      Described is an optical sensor system, that allows to detect
local deviations within circularly textured patterns.  The glare from
the surface reflection at the regular circular texture is suppressed
for 'radial' observation by a 'non-radial' illumination.  This
enhances the visibility of structures with a direction not
perpendicular to the radius.  It allows the analysis of such
structures with the available image processing techniques.

      For a fast automatic or visual image analysis the structures of
interest must be separated from possibly dominant regular patterns.
Objects with unidirectional textures allow to use a structured
illumination to enhance the contrast of otherwise hardly visible
details.

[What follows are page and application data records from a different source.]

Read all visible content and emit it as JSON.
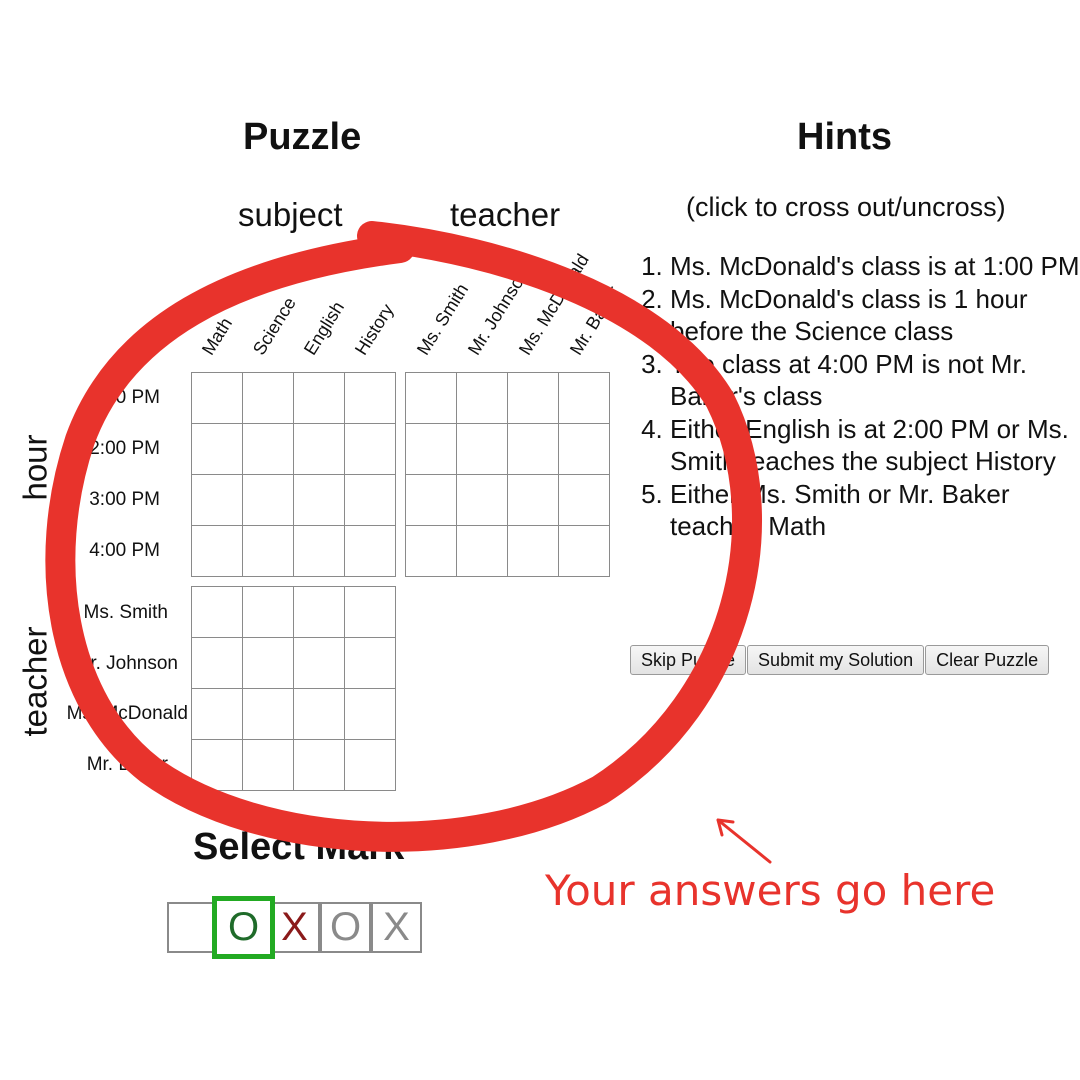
{
  "puzzle": {
    "heading": "Puzzle",
    "col_group_labels": [
      "subject",
      "teacher"
    ],
    "row_group_labels": [
      "hour",
      "teacher"
    ],
    "subject_columns": [
      "Math",
      "Science",
      "English",
      "History"
    ],
    "teacher_columns": [
      "Ms. Smith",
      "Mr. Johnson",
      "Ms. McDonald",
      "Mr. Baker"
    ],
    "hour_rows": [
      "1:00 PM",
      "2:00 PM",
      "3:00 PM",
      "4:00 PM"
    ],
    "teacher_rows": [
      "Ms. Smith",
      "Mr. Johnson",
      "Ms. McDonald",
      "Mr. Baker"
    ]
  },
  "hints": {
    "heading": "Hints",
    "subtitle": "(click to cross out/uncross)",
    "items": [
      "Ms. McDonald's class is at 1:00 PM",
      "Ms. McDonald's class is 1 hour before the Science class",
      "The class at 4:00 PM is not Mr. Baker's class",
      "Either English is at 2:00 PM or Ms. Smith teaches the subject History",
      "Either Ms. Smith or Mr. Baker teaches Math"
    ]
  },
  "buttons": {
    "skip": "Skip Puzzle",
    "submit": "Submit my Solution",
    "clear": "Clear Puzzle"
  },
  "select_mark": {
    "heading": "Select Mark",
    "marks": [
      "",
      "O",
      "X",
      "O",
      "X"
    ],
    "mark_colors": [
      "#000000",
      "#1f6b2a",
      "#8b1a1a",
      "#8a8a8a",
      "#8a8a8a"
    ],
    "selected_index": 1,
    "selected_color": "#22aa22"
  },
  "annotation": {
    "text": "Your answers go here",
    "color": "#e8332c"
  }
}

      For circular structures, as they appear when threads of fibers
are spooled or when rotating tools texturize a surface the situation
is such, that the regular structure has a known but  location
dependent direction.  Therefore, the structure of the illumination
needs to have a corresponding location dependency.

      In order to detect small deviations of the fiber direction at
the side of a spool of, say, synthetic fibre, these have to be
enhanced in their visibility.  The light that impinges upon the fibre
will be reflected partially at the surface of the fibre.  Another
part shines through the fibre and may be reflected at the surface of
a fibre below.  Irregular reflection produces straylight that will be
radiated into a large spatial angle.  Scattering within the fibre
produces light pipe effects.

      If the fibre is arranged along a circular arc, then the light
that impinges perpendicularly to the fibre will be deflected in
radial direction.

      When the observation is made from a radial direction, e.g. with
a CCD-camera located close to the axis of the spool, then no light
reflected at regularly arranged fibres hits the camera, when radial
i...